This method keeps everyone motivated, and ensures that things get done, Tabriz claimed.
When the Google Project Zero boss moved on to talk about blockchain technology things got a bit awkward, as she claimed that “Blockchain is not going to solve security problems.”
This comment didn’t sit too well with the many vendors who were set up in the nearby expo hall, some of whom had large signs and business models that express the exact opposite of the Google Project Zero head.
Tabriz continued –
“We have made great strides in the past decade, but the threat landscape is becoming increasingly complex, and our current approach is insufficient.”
Four year project
As an example, Tabriz pointed out the completion of Google’s four-year project last month, which was the aim of having Chrome categorize all non-HTTPS webpages as insecure.
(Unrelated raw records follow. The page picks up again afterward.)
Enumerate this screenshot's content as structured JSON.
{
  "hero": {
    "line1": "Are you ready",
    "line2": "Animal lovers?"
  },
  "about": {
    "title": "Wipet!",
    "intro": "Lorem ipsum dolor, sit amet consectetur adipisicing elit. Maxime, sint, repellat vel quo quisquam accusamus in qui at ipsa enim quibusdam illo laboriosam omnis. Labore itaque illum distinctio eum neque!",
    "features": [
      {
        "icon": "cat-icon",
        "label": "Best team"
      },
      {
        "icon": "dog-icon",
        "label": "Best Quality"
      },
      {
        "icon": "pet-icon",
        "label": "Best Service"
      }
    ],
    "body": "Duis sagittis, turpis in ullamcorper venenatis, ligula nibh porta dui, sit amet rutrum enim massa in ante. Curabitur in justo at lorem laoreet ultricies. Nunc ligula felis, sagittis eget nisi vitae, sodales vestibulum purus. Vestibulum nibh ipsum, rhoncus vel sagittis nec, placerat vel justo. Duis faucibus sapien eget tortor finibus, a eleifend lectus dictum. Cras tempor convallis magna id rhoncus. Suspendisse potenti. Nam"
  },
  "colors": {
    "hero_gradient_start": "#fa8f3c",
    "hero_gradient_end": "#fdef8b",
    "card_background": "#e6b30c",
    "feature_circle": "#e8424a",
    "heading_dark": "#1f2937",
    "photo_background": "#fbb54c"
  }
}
When this move was initially proposed there was a considerable amount of pushback, mainly because sites who were not considered secure by Chrome standards would effectively be “named and shamed,” but the internet giant pushed on regardless, and the project finally came to a conclusion last month.
Google Project Zero has also come in for criticism for their enforcement of a 90-day disclosure rule, which sees platforms notified of any vulnerabilities in its website or project, with Google going public with the details if the issues aren’t dealt with within 90 days.
Building a culture around defense
The Black Hat event founder Jeff Moss commented that “We have to build a culture around defense.”
“It’s up to us to put pressure on companies. We can change the security posture for the entire world.”
I think most would agree with him on that, but I’m not sure that too many would agree with Google Project Zero chief Parisa Tabriz that blockchain isn’t going to solve security issues.
It may not be the sole miracle answer to the tech worlds security issues, but it’s laying the blueprint for how we go about implementing a system of transparency and openness that will go a long way to securing data in the years to come.
Lover of all things crypto, blockchain and AI, professional tech scribe & part of the editorial team at Crypto Disrupt.